Piles are first cast at ground level and then hammered or driven into the ground using a pile driver. A pile driver is a machine that holds the pile vertical and hammers it into the ground. Blows are repeated by lifting a heavy weight and dropping it on top of the pile. Piles should be hammered into the ground until the refusal point is reached, which is the point where a pile cannot be driven into the soil any farther. The method of installing a pile is a major consideration in the structural integrity of pile foundations. The driven-pile method is an ideal option because it least disturbs the supporting soil around the pile and results in the highest bearing capacity for each pile. Since every pile has a zone of influence on the soil around it, piles must be spaced far enough apart from each other so that the loads are distributed evenly.
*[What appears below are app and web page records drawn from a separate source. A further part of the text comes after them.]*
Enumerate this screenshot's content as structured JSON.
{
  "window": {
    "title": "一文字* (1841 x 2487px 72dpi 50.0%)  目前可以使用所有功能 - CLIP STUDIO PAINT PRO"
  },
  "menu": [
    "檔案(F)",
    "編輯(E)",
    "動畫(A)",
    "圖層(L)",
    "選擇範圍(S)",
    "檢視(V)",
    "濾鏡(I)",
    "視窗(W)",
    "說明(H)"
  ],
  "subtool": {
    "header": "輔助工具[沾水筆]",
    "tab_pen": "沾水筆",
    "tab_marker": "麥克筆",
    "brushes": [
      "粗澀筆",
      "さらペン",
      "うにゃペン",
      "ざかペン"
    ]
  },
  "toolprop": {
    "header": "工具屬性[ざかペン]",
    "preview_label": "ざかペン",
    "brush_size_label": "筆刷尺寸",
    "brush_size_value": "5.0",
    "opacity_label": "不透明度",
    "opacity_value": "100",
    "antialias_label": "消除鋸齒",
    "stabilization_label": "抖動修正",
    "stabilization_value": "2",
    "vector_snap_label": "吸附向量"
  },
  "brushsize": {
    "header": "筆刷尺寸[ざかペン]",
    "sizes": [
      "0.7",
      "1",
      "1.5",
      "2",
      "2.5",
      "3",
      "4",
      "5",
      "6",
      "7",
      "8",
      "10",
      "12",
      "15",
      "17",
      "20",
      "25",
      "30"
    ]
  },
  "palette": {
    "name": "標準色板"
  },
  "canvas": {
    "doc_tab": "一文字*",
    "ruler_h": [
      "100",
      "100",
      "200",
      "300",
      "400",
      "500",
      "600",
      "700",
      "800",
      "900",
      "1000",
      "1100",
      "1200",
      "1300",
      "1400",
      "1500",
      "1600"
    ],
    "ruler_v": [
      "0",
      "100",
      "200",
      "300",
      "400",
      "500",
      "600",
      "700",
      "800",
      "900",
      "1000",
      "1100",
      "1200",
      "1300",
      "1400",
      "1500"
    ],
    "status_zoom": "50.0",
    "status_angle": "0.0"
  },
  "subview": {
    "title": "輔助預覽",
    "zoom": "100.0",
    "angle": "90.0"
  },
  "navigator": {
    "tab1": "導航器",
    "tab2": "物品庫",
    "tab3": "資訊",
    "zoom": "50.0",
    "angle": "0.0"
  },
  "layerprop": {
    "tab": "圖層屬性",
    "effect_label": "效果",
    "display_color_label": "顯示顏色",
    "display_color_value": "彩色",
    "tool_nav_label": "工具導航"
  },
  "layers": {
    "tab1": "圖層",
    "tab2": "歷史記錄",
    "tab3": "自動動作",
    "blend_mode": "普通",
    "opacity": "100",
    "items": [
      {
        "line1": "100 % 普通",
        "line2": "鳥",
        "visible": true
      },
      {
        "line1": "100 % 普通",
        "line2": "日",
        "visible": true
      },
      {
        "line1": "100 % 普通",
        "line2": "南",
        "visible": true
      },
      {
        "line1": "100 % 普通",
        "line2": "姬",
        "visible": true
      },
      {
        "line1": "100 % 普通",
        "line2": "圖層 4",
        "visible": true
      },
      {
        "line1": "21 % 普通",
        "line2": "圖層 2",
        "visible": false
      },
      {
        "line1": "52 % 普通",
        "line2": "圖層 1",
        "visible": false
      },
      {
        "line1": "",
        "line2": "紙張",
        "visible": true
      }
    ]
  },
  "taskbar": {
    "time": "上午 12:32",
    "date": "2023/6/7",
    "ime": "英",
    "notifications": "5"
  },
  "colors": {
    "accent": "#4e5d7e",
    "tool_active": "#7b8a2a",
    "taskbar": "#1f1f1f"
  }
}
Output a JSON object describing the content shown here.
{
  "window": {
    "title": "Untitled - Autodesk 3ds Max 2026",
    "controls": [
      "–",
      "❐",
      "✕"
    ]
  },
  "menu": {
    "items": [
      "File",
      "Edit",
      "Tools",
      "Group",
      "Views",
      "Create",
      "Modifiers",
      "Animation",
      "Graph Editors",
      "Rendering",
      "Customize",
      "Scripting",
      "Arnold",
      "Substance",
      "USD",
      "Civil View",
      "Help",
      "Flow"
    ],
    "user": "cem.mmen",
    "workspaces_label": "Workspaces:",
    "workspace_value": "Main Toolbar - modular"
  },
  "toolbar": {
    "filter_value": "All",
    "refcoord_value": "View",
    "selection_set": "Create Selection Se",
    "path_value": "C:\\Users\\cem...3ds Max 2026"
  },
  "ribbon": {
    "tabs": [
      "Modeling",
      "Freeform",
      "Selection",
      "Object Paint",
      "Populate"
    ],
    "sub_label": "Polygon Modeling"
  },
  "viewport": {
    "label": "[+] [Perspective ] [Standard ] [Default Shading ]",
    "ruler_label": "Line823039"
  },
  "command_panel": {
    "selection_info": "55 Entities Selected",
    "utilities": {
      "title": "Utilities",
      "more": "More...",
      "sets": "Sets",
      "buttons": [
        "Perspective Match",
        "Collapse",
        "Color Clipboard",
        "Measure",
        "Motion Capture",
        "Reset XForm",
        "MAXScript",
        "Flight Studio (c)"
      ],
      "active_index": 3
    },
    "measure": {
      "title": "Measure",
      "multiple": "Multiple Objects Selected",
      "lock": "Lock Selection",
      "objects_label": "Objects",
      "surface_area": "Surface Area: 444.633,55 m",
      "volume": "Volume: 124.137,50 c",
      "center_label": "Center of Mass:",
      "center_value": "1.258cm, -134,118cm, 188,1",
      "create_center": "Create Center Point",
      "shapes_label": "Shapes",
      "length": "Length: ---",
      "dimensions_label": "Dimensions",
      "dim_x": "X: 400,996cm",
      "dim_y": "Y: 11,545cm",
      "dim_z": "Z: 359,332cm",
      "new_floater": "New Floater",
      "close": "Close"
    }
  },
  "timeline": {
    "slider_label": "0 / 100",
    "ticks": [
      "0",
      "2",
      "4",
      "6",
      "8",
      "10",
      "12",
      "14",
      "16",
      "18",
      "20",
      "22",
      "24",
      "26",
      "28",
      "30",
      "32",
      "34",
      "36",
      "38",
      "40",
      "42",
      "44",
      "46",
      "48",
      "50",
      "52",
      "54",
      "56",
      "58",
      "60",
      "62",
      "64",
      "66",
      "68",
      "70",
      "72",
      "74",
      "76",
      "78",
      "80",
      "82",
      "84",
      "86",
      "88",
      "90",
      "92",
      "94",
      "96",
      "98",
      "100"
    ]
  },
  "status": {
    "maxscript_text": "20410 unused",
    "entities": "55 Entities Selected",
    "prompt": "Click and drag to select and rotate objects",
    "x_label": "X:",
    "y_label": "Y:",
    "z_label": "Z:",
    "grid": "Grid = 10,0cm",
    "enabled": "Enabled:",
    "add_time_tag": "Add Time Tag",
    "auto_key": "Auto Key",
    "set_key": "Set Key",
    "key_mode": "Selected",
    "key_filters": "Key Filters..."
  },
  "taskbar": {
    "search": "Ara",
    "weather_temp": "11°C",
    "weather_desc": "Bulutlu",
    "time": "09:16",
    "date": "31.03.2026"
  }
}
Categories of piles

· Depending on their function, piles are classified as bearing piles, friction piles, friction-cum-bearing piles, batter piles, guide piles, and sheet piles.

· Based on the composition of materials, piles are classified as timber piles, concrete piles, sand piles, or steel piles. 

1)Bearing piles are driven into the ground until a hard stratum is reached. Bearing piles rest on hard strata and act as pillars to support the structure. Bearing piles allow vertical loads and transfer the building load to the hard stratum underneath. 

2)Friction piles are used when the soil is soft and there are no hard strata available. These piles are long, and the surfaces are roughened to increase surface area and increase frictional resistance. They bear on frictional resistance between their outer surface and the soil in contact. Friction piles do not rest on hard strata. 

3)Batter piles are driven inclined to resist inclined loads.

4)Guide piles are used in the formation of cofferdams to provide stable foundations for under-water construction.

Basic principles of pile foundations and their classifications are recommended topics to review prior to taking the FE Civil exam. 

Types of piles based on shape and composition